“Now what did I do wrong?”
“Now you’ve killed a man.”
I’m out of sequence here but it doesn’t matter. Griff and Barbara have a symbolic love scene during a tornado and bond over their wild little brothers. Griff bathes in a barrel (but does not get shot up a la House of Bamboo). The movie breaks into a song about Barbara (“She’s a high-ridin’ woman with a whip”). And whenever a man and a woman are alone, the innuendo cranks way up, higher than I thought it could go in the 50′s (well, I suppose Will Success Spoil Rock Hunter was the same year). There’s talk of the death of the wild west, of a peaceful, civilized future.
But the kids still wanna play shoot-’em-up. Wes is predictably but still terribly, killed on his wedding day by Brockie, and that’s not the kind of thing Griff can let go. He shames the sheriff, who fails to kill Griff and so loses Barbara. The famed ending, in the writer/director’s own words:
Brock knows Griff loves his sister and surely won’t shoot a woman. He’s wrong. Griff plugs Jessica in the leg and, as she slides to the ground, empties his pistol into the bastard brother.
Griff doesn’t kill Brock out of vengeance. He’s eliminating a cancer that’s terrorizing the community. But he’s disgusted with himself. By resorting to guns, Griff sees the last ten years vanish in a flash, as he becomes the killer he’s renounced.
My original script had Griff killing both Jessica and her brother, stepping over their corpses in a daze, throwing his gun down – this time for good – and walking up the dusty street without a pause. Nothing and no one exists for Griff anymore. The End. That version ran into trouble at the studio…
Instead Chico ends up marshall and Barbara runs after Griff as he’s leaving town and they ride away. A few months after China Gate (and somehow Run of the Arrow came in between them), the filmmaking is smooth as hell – scenes playing out in single long takes with powerful fast cutting during the action scenes.
Barbara, in her final year as a headlining movie star:
My story hinged on America’s pervasive fascination with guns. Hell if I know why people think guns are sexy. I cooked up a helluva lot of sexual metaphors playing with the idea.
Our gruff hero Griff (far left) is professional tough guy actor Barry Sullivan (The Bad and the Beautiful). Gene Barry (on right, star of China Gate, played a fake Mexican in Red Garters) is brother Wes. Robert Dix (writer/star of Five Bloody Graves) is Chico, and in the light coat is Sheriff Dean Jagger (the beloved major in White Christmas, also in Lang’s Western Union):
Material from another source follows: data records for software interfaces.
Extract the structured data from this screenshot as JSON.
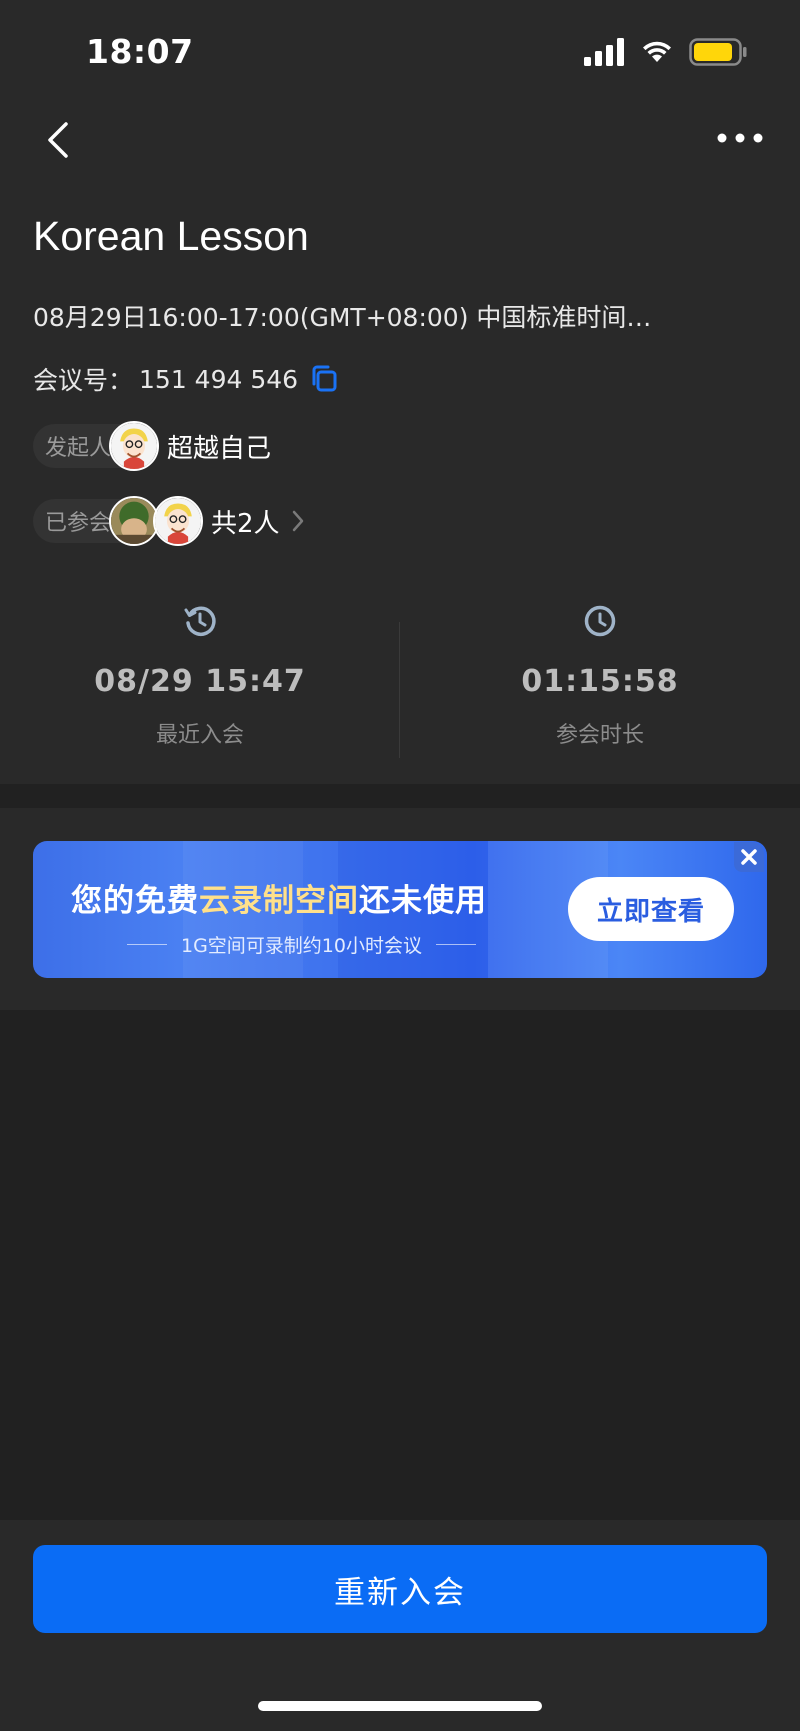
{
  "status_bar": {
    "time": "18:07",
    "icons": [
      "signal-icon",
      "wifi-icon",
      "battery-icon"
    ],
    "battery_color": "#ffd60a"
  },
  "nav": {
    "back_icon": "chevron-left-icon",
    "more_icon": "more-dots-icon"
  },
  "meeting": {
    "title": "Korean Lesson",
    "time_text": "08月29日16:00-17:00(GMT+08:00) 中国标准时间…",
    "number_label": "会议号：",
    "number": "151 494 546",
    "copy_icon": "copy-icon",
    "copy_icon_color": "#1a72f5"
  },
  "organizer": {
    "label": "发起人",
    "name": "超越自己"
  },
  "participants": {
    "label": "已参会",
    "count_text": "共2人"
  },
  "stats": {
    "last_join": {
      "icon": "history-clock-icon",
      "value": "08/29 15:47",
      "label": "最近入会"
    },
    "duration": {
      "icon": "clock-icon",
      "value": "01:15:58",
      "label": "参会时长"
    }
  },
  "banner": {
    "title_pre": "您的免费",
    "title_highlight": "云录制空间",
    "title_post": "还未使用",
    "subtitle": "1G空间可录制约10小时会议",
    "button_label": "立即查看",
    "close_icon": "close-icon",
    "highlight_color": "#ffe08a"
  },
  "actions": {
    "rejoin_label": "重新入会",
    "rejoin_color": "#0a6cf5"
  }
}
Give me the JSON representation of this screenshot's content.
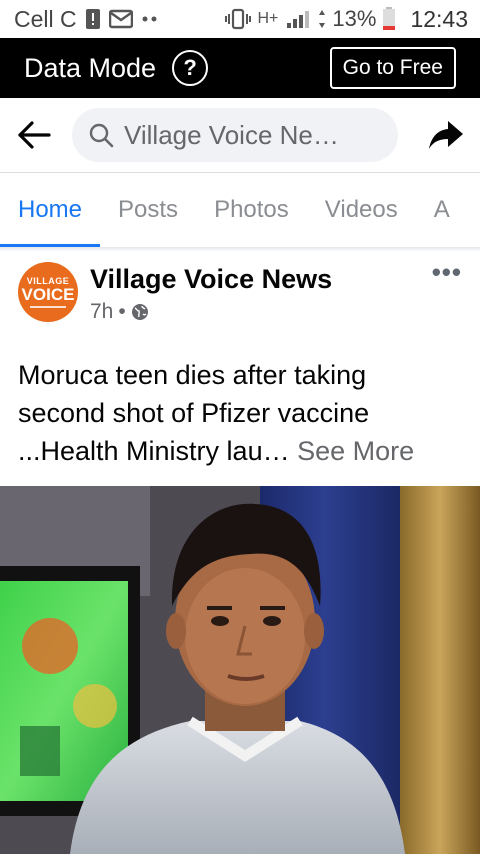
{
  "status_bar": {
    "carrier": "Cell C",
    "network": "H+",
    "battery": "13%",
    "time": "12:43"
  },
  "data_mode_bar": {
    "title": "Data Mode",
    "help_symbol": "?",
    "go_free_label": "Go to Free"
  },
  "search": {
    "text": "Village Voice Ne…"
  },
  "tabs": [
    {
      "label": "Home",
      "active": true
    },
    {
      "label": "Posts",
      "active": false
    },
    {
      "label": "Photos",
      "active": false
    },
    {
      "label": "Videos",
      "active": false
    },
    {
      "label": "A",
      "active": false
    }
  ],
  "post": {
    "avatar_top": "VILLAGE",
    "avatar_main": "VOICE",
    "page_name": "Village Voice News",
    "time": "7h",
    "separator": "•",
    "more": "•••",
    "text_line1": "Moruca teen dies after taking",
    "text_line2": "second shot of  Pfizer vaccine",
    "text_line3": "...Health Ministry lau… ",
    "see_more": "See More"
  },
  "colors": {
    "accent": "#1877f2",
    "avatar_orange": "#e96b1d",
    "data_bar": "#000000"
  }
}
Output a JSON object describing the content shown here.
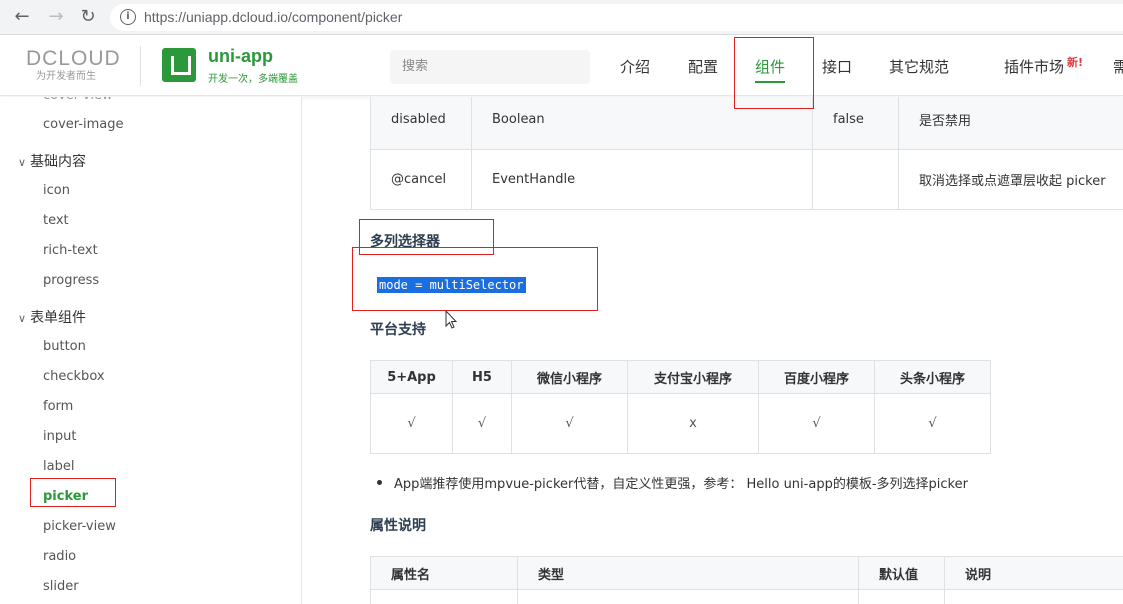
{
  "browser": {
    "url": "https://uniapp.dcloud.io/component/picker",
    "back": "←",
    "forward": "→",
    "reload": "↻",
    "info": "i"
  },
  "header": {
    "dcloud_name": "DCLOUD",
    "dcloud_slogan": "为开发者而生",
    "app_title": "uni-app",
    "app_slogan": "开发一次，多端覆盖",
    "search_placeholder": "搜索",
    "menu": [
      {
        "label": "介绍"
      },
      {
        "label": "配置"
      },
      {
        "label": "组件"
      },
      {
        "label": "接口"
      },
      {
        "label": "其它规范"
      },
      {
        "label": "插件市场",
        "badge": "新!"
      },
      {
        "label": "需"
      }
    ],
    "accent": "#2b9939"
  },
  "sidebar": {
    "items": [
      {
        "label": "cover-view"
      },
      {
        "label": "cover-image"
      },
      {
        "label": "基础内容"
      },
      {
        "label": "icon"
      },
      {
        "label": "text"
      },
      {
        "label": "rich-text"
      },
      {
        "label": "progress"
      },
      {
        "label": "表单组件"
      },
      {
        "label": "button"
      },
      {
        "label": "checkbox"
      },
      {
        "label": "form"
      },
      {
        "label": "input"
      },
      {
        "label": "label"
      },
      {
        "label": "picker"
      },
      {
        "label": "picker-view"
      },
      {
        "label": "radio"
      },
      {
        "label": "slider"
      }
    ]
  },
  "props_table": {
    "rows": [
      [
        "disabled",
        "Boolean",
        "false",
        "是否禁用"
      ],
      [
        "@cancel",
        "EventHandle",
        "",
        "取消选择或点遮罩层收起 picker"
      ]
    ]
  },
  "section": {
    "title": "多列选择器",
    "code": "mode = multiSelector",
    "platform_title": "平台支持",
    "platform_headers": [
      "5+App",
      "H5",
      "微信小程序",
      "支付宝小程序",
      "百度小程序",
      "头条小程序"
    ],
    "platform_values": [
      "√",
      "√",
      "√",
      "x",
      "√",
      "√"
    ],
    "bullet": "App端推荐使用mpvue-picker代替，自定义性更强，参考： Hello uni-app的模板-多列选择picker",
    "attr_title": "属性说明",
    "attr_headers": [
      "属性名",
      "类型",
      "默认值",
      "说明"
    ]
  }
}
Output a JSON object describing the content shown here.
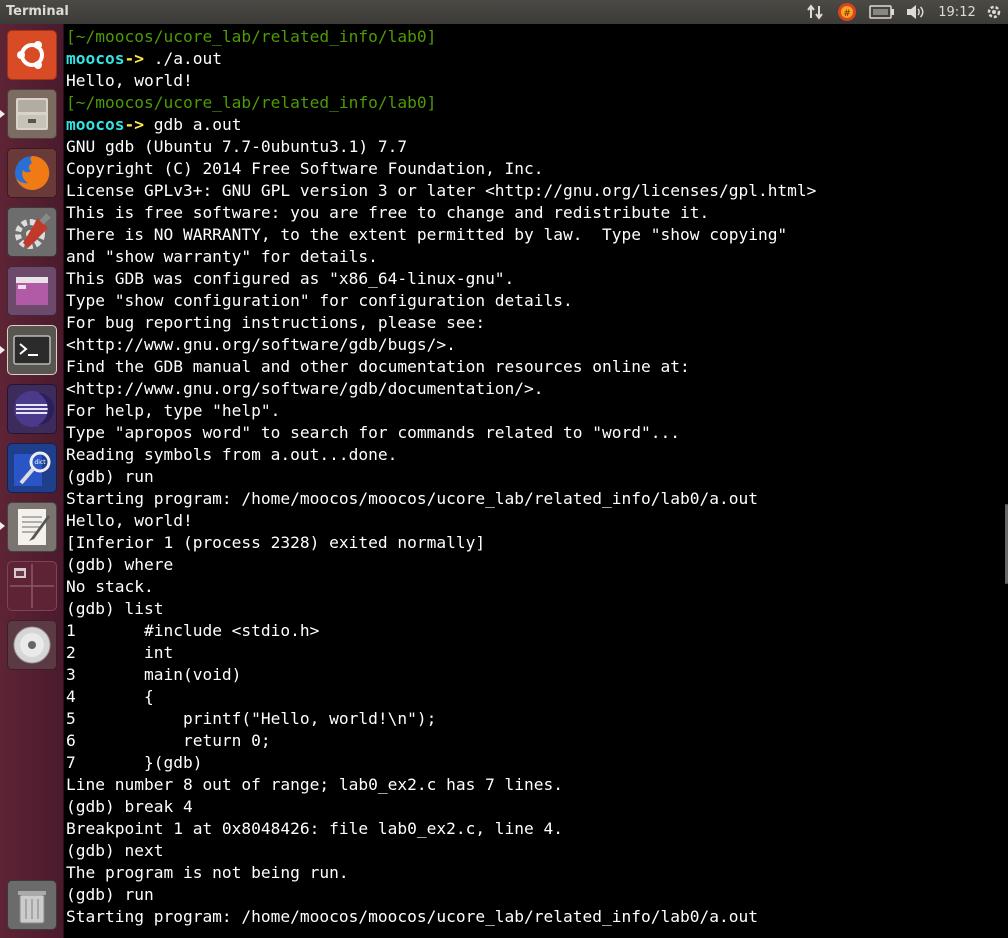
{
  "top_bar": {
    "title": "Terminal",
    "clock": "19:12",
    "icons": [
      "network-updown-icon",
      "input-method-icon",
      "battery-icon",
      "volume-icon"
    ]
  },
  "launcher": {
    "items": [
      {
        "name": "ubuntu-dash-icon"
      },
      {
        "name": "files-icon"
      },
      {
        "name": "firefox-icon"
      },
      {
        "name": "system-settings-icon"
      },
      {
        "name": "app-window-icon"
      },
      {
        "name": "terminal-icon"
      },
      {
        "name": "eclipse-icon"
      },
      {
        "name": "dictionary-icon"
      },
      {
        "name": "text-editor-icon"
      },
      {
        "name": "workspace-switcher-icon"
      },
      {
        "name": "cd-drive-icon"
      },
      {
        "name": "trash-icon"
      }
    ]
  },
  "terminal": {
    "lines": [
      {
        "type": "dir",
        "text": "[~/moocos/ucore_lab/related_info/lab0]"
      },
      {
        "type": "prompt",
        "user": "moocos",
        "arrow": "->",
        "cmd": " ./a.out"
      },
      {
        "type": "out",
        "text": "Hello, world!"
      },
      {
        "type": "dir",
        "text": "[~/moocos/ucore_lab/related_info/lab0]"
      },
      {
        "type": "prompt",
        "user": "moocos",
        "arrow": "->",
        "cmd": " gdb a.out"
      },
      {
        "type": "out",
        "text": "GNU gdb (Ubuntu 7.7-0ubuntu3.1) 7.7"
      },
      {
        "type": "out",
        "text": "Copyright (C) 2014 Free Software Foundation, Inc."
      },
      {
        "type": "out",
        "text": "License GPLv3+: GNU GPL version 3 or later <http://gnu.org/licenses/gpl.html>"
      },
      {
        "type": "out",
        "text": "This is free software: you are free to change and redistribute it."
      },
      {
        "type": "out",
        "text": "There is NO WARRANTY, to the extent permitted by law.  Type \"show copying\""
      },
      {
        "type": "out",
        "text": "and \"show warranty\" for details."
      },
      {
        "type": "out",
        "text": "This GDB was configured as \"x86_64-linux-gnu\"."
      },
      {
        "type": "out",
        "text": "Type \"show configuration\" for configuration details."
      },
      {
        "type": "out",
        "text": "For bug reporting instructions, please see:"
      },
      {
        "type": "out",
        "text": "<http://www.gnu.org/software/gdb/bugs/>."
      },
      {
        "type": "out",
        "text": "Find the GDB manual and other documentation resources online at:"
      },
      {
        "type": "out",
        "text": "<http://www.gnu.org/software/gdb/documentation/>."
      },
      {
        "type": "out",
        "text": "For help, type \"help\"."
      },
      {
        "type": "out",
        "text": "Type \"apropos word\" to search for commands related to \"word\"..."
      },
      {
        "type": "out",
        "text": "Reading symbols from a.out...done."
      },
      {
        "type": "out",
        "text": "(gdb) run"
      },
      {
        "type": "out",
        "text": "Starting program: /home/moocos/moocos/ucore_lab/related_info/lab0/a.out"
      },
      {
        "type": "out",
        "text": "Hello, world!"
      },
      {
        "type": "out",
        "text": "[Inferior 1 (process 2328) exited normally]"
      },
      {
        "type": "out",
        "text": "(gdb) where"
      },
      {
        "type": "out",
        "text": "No stack."
      },
      {
        "type": "out",
        "text": "(gdb) list"
      },
      {
        "type": "out",
        "text": "1\t#include <stdio.h>"
      },
      {
        "type": "out",
        "text": "2\tint"
      },
      {
        "type": "out",
        "text": "3\tmain(void)"
      },
      {
        "type": "out",
        "text": "4\t{"
      },
      {
        "type": "out",
        "text": "5\t    printf(\"Hello, world!\\n\");"
      },
      {
        "type": "out",
        "text": "6\t    return 0;"
      },
      {
        "type": "out",
        "text": "7\t}(gdb)"
      },
      {
        "type": "out",
        "text": "Line number 8 out of range; lab0_ex2.c has 7 lines."
      },
      {
        "type": "out",
        "text": "(gdb) break 4"
      },
      {
        "type": "out",
        "text": "Breakpoint 1 at 0x8048426: file lab0_ex2.c, line 4."
      },
      {
        "type": "out",
        "text": "(gdb) next"
      },
      {
        "type": "out",
        "text": "The program is not being run."
      },
      {
        "type": "out",
        "text": "(gdb) run"
      },
      {
        "type": "out",
        "text": "Starting program: /home/moocos/moocos/ucore_lab/related_info/lab0/a.out"
      }
    ]
  }
}
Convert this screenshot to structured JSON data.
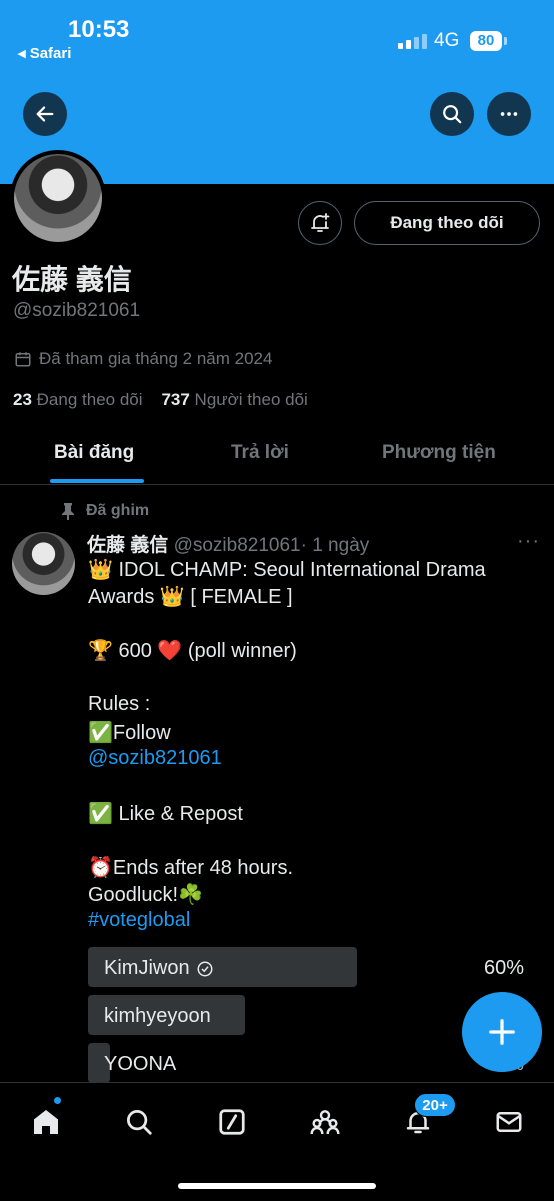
{
  "status_bar": {
    "time": "10:53",
    "back_app": "Safari",
    "network": "4G",
    "battery": "80"
  },
  "profile": {
    "display_name": "佐藤 義信",
    "handle": "@sozib821061",
    "joined": "Đã tham gia tháng 2 năm 2024",
    "following_count": "23",
    "following_label": "Đang theo dõi",
    "followers_count": "737",
    "followers_label": "Người theo dõi",
    "follow_button": "Đang theo dõi"
  },
  "tabs": [
    {
      "label": "Bài đăng",
      "active": true
    },
    {
      "label": "Trả lời",
      "active": false
    },
    {
      "label": "Phương tiện",
      "active": false
    }
  ],
  "tweet": {
    "pinned_label": "Đã ghim",
    "author_name": "佐藤 義信",
    "author_handle": "@sozib821061",
    "time": "· 1 ngày",
    "lines": [
      "👑 IDOL CHAMP: Seoul International Drama",
      "Awards 👑 [ FEMALE ]",
      "🏆 600 ❤️ (poll winner)",
      "Rules :",
      "✅Follow",
      "@sozib821061",
      "✅ Like & Repost",
      "⏰Ends after 48 hours.",
      "Goodluck!☘️",
      "#voteglobal"
    ],
    "poll": [
      {
        "label": "KimJiwon",
        "percent": "60%",
        "value": 60,
        "winner": true
      },
      {
        "label": "kimhyeyoon",
        "percent": "",
        "value": 35,
        "winner": false
      },
      {
        "label": "YOONA",
        "percent": "5%",
        "value": 5,
        "winner": false
      }
    ]
  },
  "notifications_badge": "20+",
  "colors": {
    "accent": "#1d9bf0",
    "background": "#000000",
    "muted": "#71767b"
  }
}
With Forty Guns, I’d really hit my stride. I considered it one of my best efforts so far. Sure, there were some compromises – like the ending, but it came pretty close to my original vision. At the time, very few people were given the opportunity to write, produce, and direct their own movies.